Did you know in Asian countries there is a way of life which is known as street food? I have yet to experience it but it’s up there on the bucket list and I have a particular yearning to visit Vietnam. The theatre of eating the local delicacies really speaks to me and I have heard that grasshoppers are particularly good.
What is simply a way of life in Asia is now a craze that is sweeping the globe, or rather the craze of copying this way of life is sweeping. In Australia every major city has this type of dinning, I have heard New Zealand’s very own Pakuranga Night Market is exceptionally good, although I am yet to visit.
The newest addition is the Glenfield night market which runs every Sunday from 5.30-11pm. Initially I thought it would probably be the same as many other “farmers/food markets” including crafts and all sorts of other non-food items but we decided to check it out anyway and we couldn’t have been more wrong and I had no idea of the experience I was in for that night.

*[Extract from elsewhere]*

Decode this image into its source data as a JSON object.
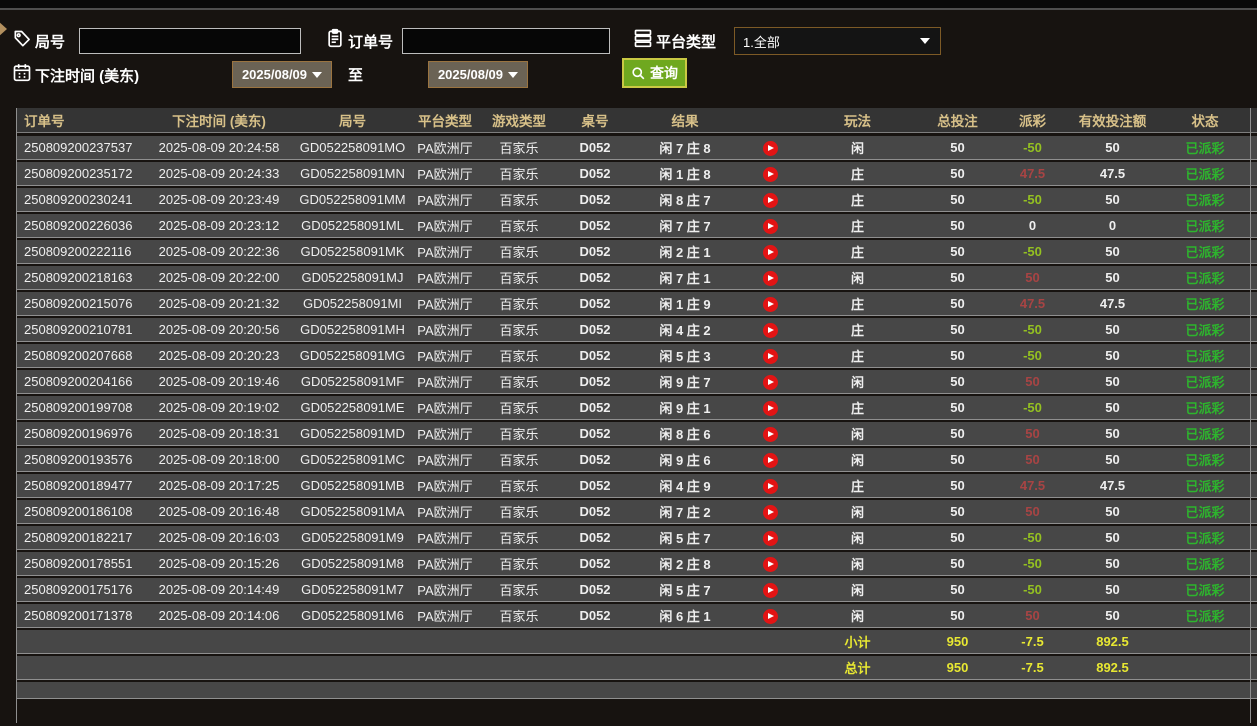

We arrived before 6pm but the place was already heaving. Situated in the bottom carpark of the Glenfield Mall it was absolutely buzzing with noise, music, people, smells and great sights. There were still a few craft stalls present but they were easily passable. The only stop we made here was at the Camden market style, flashing rave t-shirts (I’ve always wanted one of those!). I would estimate maybe 40-50 (possibly more) cooking stalls selling allsorts from Thai dishes to an XXXL burger stand.
Methodical as I am we started at the first stall and worked our way around. My wife and friends tried a few dishes, with me trying lots as I always do, the weirder the better as you will soon find out.
Now even with lots of stalls and lots of people it still doesn’t make it an authentic Asian street market does it, I want to see some unusual items that I can’t get at my local Thai restaurant or Chinese takeaway. By the end of the night the market would more than deliver.
The first thing I tried was Takoyaki. They are Japanese dough balls and there were several flavours available including the two I tried, Octopus and Crab. The crab ball had a cool claw sticking out of the top. They were crispy on the outside and had an almost custard middle. They were so rich in flavour and topped with smoked bonito flakes which finished them off nicely. A delicious start!
The next dish I am a little familiar with from my favourite farmers market in Hobsonville and it is Hungarian bread. The bread is so moreish and combined with one of their excellent toppings is always a favourite. I am a fan of the original garlic myself but we tried the sour cream and cheese and although not as good as the garlic it was still great.
I had some simple pork and shrimp dumplings next which were divine so we went back and got more, and this was washed down with a freshly squeezed orange juice.
I got a nasty shock with the next stall, nothing to do with the taste of the dish but more to do with the pricing on the stall. The offering, quail egg kebabs (you could also buy green tea boiled quail eggs as well) which tasted just like fried egg on a stick, my 2 sticks which equated to 8 quail eggs cost just $5. Reasonable in itself but what shocked me more was the boxed eggs you could buy. For $15 you get two boxes both containing 24 quail eggs, $15 for 48 eggs, even wholesale I get nowhere near that price!
Then onto the strangest sounding food item I sampled that evening, Deep fried pig intestine. I saw the sign and in an instant I was sold, this is the type of stuff I wanted to sample. I must admit they don’t look or smell great, but get past that and there is a gamey pork belly taste to them. If I wasn’t trying to fit a whole market into my stomach I might have gone back for seconds.
There are a few fruit stalls at this market and the remarkable thing about one fruit stall is that it was selling Durian fruit which I have never actually seen in person. The Durian is a debatable fruit and smells so bad that it has actually been banned from several Asian hotels. The taste however is supposed to be great. I regret not buying one now but will consider it on my next return! I’ll keep you posted.
The next stop was the opposite of the intestine, the squid kebabs looked great when they were cooking and looked even better on the skewer, the smell was incredible and the charred tentacles were very inviting. However it was the only thing I threw away because the tentacles were overcooked and inedible and the thick body part under cooked! Such a shame but let’s not dwell on it.
So finally after all this exotic food, intestines and tentacles, the best way to finish - the humble kiwi ice cream from the Berry Cream real ice cream company.
Get yourself down to Glenfield this Sunday night and maybe I’ll see you there.